In an effort to draw attention to an long-standing security problem in Apple's Mac OS X operating system, a security researcher has posted attack code that exploits the flaw.
The software, which could be used by hackers to run an unauthorised system on a Mac, was posted online by Landon Fuller, a security researcher in San Francisco. It exploits a nasty bug in the Java software that ships with Mac OS X. This bug was fixed by Java's creator, Sun Microsystems, on December 3, but Apple has still not included the fix in its software updates.
"Unfortunately, it seems that many Mac OS X security issues are ignored if the severity of the issue is not adequately demonstrated," Fuller wrote in a blog posting describing the issue. "Due to the fact that an exploit for this issue is available in the wild, and the vulnerability has been public knowledge for six months, I have decided to release my own proof of concept."
Fuller's proof-of-concept code runs Mac's Say software to make the computer say "I'm executing an innocuous user process", but it could be adapted by criminals to run malicious programs on the computer.
Security vendor SecureMac advises Mac users to disable Java in their web browser until Apple fixes the issue. "This vulnerability could be exploited to perform 'drive-by-downloads' commonly used as a means to infect computers with spyware, or any arbitrary command with the permissions of the executing user," the company said in a note on its website. "All a user has to do is visit a web page hosting a malicious Java applet to be exploited."

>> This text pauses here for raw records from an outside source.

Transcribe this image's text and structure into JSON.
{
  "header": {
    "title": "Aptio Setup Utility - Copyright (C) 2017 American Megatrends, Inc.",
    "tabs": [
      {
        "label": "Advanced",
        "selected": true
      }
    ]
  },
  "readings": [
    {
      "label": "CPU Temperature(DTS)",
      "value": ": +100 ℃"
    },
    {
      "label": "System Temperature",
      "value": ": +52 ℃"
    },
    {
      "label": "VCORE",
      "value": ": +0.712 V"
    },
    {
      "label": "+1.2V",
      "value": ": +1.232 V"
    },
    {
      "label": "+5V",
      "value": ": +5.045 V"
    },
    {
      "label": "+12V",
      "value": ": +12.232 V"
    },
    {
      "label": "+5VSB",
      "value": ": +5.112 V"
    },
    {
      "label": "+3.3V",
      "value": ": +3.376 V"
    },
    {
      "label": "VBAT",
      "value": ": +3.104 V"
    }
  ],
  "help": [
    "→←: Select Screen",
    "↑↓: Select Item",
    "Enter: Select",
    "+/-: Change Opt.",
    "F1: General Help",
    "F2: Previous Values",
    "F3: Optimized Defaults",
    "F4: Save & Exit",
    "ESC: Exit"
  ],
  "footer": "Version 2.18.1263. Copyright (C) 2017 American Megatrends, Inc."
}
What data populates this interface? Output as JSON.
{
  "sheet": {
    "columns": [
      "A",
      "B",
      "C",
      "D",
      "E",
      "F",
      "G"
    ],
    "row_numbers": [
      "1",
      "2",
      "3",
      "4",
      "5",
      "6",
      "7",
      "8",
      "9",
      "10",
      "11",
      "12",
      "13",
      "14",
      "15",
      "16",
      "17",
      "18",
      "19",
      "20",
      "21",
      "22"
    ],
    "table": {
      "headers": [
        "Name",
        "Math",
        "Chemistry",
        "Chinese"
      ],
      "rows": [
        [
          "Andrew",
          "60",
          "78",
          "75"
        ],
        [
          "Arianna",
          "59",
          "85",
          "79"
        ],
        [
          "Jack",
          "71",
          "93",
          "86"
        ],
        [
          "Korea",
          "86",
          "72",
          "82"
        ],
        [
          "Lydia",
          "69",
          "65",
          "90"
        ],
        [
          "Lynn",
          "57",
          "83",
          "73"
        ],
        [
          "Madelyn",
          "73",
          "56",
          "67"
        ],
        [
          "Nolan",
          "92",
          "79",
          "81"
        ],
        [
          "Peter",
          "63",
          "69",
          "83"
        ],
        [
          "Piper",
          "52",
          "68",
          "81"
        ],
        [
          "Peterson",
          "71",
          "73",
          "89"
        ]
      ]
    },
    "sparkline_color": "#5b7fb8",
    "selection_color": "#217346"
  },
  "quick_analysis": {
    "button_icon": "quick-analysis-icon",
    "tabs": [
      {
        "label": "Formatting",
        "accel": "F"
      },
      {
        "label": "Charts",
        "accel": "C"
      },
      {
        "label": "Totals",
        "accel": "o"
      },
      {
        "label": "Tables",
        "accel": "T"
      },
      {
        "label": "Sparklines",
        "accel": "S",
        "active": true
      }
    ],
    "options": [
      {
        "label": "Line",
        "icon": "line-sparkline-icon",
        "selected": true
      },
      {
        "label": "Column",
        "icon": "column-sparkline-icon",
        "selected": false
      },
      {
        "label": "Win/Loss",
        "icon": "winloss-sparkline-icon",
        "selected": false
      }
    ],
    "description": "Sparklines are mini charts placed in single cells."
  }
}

Apple would not say when it plans to patch the bug, but a company spokeswoman said Wednesday that Apple is "aware of the issue and we are working on a fix." The company released security updates for its Mac OS software just last week.